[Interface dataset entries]

------------------------------

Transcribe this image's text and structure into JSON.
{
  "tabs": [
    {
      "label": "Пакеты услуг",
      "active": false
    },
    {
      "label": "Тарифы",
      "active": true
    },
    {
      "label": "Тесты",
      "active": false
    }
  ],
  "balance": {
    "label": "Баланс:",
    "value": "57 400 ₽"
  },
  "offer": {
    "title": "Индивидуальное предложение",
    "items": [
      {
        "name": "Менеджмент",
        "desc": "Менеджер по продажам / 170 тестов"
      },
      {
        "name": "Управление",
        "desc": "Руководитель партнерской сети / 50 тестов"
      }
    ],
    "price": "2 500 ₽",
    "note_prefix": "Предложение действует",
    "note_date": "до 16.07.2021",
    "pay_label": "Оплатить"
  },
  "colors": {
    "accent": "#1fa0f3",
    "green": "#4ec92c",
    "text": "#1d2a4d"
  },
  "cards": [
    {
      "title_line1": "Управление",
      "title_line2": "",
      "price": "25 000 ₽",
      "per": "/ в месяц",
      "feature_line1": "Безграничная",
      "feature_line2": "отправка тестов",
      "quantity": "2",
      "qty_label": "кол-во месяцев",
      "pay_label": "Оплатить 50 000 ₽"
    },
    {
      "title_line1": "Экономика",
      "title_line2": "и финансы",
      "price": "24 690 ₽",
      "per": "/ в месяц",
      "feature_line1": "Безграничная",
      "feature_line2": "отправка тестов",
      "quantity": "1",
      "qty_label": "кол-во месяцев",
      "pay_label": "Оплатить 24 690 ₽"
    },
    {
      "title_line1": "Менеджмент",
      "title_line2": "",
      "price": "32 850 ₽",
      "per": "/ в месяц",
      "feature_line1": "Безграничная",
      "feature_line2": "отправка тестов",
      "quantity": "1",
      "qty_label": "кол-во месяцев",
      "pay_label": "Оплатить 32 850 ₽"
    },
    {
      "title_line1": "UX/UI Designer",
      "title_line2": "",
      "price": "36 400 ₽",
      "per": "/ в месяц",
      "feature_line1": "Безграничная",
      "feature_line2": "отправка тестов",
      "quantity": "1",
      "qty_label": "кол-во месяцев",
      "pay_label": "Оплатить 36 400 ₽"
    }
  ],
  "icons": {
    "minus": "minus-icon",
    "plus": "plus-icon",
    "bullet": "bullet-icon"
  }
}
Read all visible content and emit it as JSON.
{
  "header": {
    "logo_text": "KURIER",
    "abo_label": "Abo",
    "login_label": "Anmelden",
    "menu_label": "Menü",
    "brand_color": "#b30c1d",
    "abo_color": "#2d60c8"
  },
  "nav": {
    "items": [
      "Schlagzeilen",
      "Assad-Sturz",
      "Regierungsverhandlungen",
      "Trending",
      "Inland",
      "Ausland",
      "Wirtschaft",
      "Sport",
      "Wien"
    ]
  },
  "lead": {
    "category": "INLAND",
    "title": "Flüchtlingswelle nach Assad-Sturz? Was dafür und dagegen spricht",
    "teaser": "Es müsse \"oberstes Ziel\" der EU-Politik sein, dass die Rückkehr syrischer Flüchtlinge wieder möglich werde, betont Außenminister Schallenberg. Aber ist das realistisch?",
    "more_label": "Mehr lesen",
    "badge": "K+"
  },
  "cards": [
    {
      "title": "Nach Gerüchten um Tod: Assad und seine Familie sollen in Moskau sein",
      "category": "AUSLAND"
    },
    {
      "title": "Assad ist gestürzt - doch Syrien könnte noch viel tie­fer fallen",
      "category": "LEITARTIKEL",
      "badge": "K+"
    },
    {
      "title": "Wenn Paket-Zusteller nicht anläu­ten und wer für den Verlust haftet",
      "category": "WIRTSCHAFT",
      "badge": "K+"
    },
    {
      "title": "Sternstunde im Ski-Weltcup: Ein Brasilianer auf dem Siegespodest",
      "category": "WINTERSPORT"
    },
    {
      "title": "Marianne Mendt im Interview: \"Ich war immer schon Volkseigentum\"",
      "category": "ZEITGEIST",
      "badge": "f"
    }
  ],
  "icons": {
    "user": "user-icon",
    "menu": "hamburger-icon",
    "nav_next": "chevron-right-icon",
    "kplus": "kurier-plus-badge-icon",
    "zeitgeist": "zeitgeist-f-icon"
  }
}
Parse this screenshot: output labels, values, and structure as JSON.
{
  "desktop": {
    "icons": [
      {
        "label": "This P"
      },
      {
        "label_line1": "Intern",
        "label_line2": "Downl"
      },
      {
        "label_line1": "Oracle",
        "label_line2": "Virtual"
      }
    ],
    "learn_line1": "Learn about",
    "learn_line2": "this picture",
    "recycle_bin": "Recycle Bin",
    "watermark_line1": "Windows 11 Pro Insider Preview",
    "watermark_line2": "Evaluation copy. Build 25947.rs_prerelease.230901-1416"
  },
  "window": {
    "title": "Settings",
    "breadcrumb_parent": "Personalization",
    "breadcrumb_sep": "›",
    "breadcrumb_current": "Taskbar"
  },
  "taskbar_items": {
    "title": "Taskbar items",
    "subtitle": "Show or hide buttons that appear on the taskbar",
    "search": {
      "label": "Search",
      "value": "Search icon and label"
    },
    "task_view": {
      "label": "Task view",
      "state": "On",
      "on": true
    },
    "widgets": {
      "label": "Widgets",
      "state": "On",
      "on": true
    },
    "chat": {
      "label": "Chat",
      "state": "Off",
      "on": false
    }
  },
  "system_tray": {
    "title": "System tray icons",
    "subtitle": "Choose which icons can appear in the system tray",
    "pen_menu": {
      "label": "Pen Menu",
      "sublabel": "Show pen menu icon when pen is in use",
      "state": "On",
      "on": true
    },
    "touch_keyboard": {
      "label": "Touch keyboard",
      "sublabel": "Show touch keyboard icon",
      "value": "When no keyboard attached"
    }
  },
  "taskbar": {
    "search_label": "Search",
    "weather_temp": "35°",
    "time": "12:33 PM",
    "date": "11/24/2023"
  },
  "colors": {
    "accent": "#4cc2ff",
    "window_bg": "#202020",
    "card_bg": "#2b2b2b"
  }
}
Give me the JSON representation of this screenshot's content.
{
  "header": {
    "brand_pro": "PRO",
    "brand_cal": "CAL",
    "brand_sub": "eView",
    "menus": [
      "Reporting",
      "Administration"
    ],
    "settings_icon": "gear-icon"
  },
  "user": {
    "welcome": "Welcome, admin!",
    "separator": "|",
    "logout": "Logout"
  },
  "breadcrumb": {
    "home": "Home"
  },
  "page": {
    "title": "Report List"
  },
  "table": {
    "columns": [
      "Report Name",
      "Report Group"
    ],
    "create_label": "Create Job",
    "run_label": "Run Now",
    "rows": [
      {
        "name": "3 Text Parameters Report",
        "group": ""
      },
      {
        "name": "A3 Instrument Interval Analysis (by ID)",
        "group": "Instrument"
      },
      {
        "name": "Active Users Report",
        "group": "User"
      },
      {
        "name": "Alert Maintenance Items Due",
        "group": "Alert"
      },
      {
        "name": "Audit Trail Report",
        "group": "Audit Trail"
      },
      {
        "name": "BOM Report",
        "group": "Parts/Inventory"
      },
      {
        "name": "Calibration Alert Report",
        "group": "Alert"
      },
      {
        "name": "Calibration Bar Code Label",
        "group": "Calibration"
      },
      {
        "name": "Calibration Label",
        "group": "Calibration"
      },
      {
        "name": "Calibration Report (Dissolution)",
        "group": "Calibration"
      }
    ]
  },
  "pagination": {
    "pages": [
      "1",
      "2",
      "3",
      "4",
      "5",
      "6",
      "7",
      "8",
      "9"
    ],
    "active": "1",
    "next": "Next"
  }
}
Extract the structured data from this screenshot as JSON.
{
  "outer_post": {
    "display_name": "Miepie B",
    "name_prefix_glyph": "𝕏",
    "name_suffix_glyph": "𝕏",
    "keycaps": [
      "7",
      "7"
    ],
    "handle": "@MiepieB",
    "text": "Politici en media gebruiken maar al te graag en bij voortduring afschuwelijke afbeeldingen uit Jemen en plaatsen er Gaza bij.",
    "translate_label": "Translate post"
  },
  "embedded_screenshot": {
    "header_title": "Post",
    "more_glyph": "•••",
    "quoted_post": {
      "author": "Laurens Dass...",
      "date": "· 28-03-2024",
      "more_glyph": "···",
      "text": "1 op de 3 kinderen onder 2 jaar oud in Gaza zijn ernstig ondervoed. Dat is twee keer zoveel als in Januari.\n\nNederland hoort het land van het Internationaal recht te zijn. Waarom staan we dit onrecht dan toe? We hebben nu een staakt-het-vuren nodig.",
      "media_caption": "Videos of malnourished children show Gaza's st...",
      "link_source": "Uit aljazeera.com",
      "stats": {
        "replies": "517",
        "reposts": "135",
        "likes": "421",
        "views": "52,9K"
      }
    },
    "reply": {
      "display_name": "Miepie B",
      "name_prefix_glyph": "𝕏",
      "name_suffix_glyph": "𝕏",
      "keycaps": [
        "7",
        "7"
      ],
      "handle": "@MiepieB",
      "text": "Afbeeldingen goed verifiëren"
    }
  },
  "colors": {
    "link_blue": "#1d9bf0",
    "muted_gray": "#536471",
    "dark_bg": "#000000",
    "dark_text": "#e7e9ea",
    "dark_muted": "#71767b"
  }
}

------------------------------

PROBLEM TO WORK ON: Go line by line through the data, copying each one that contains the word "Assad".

EXERCISE OUTPUT:
      "Assad-Sturz",
    "title": "Flüchtlingswelle nach Assad-Sturz? Was dafür und dagegen spricht",
      "title": "Nach Gerüchten um Tod: Assad und seine Familie sollen in Moskau sein",
      "title": "Assad ist gestürzt - doch Syrien könnte noch viel tie­fer fallen",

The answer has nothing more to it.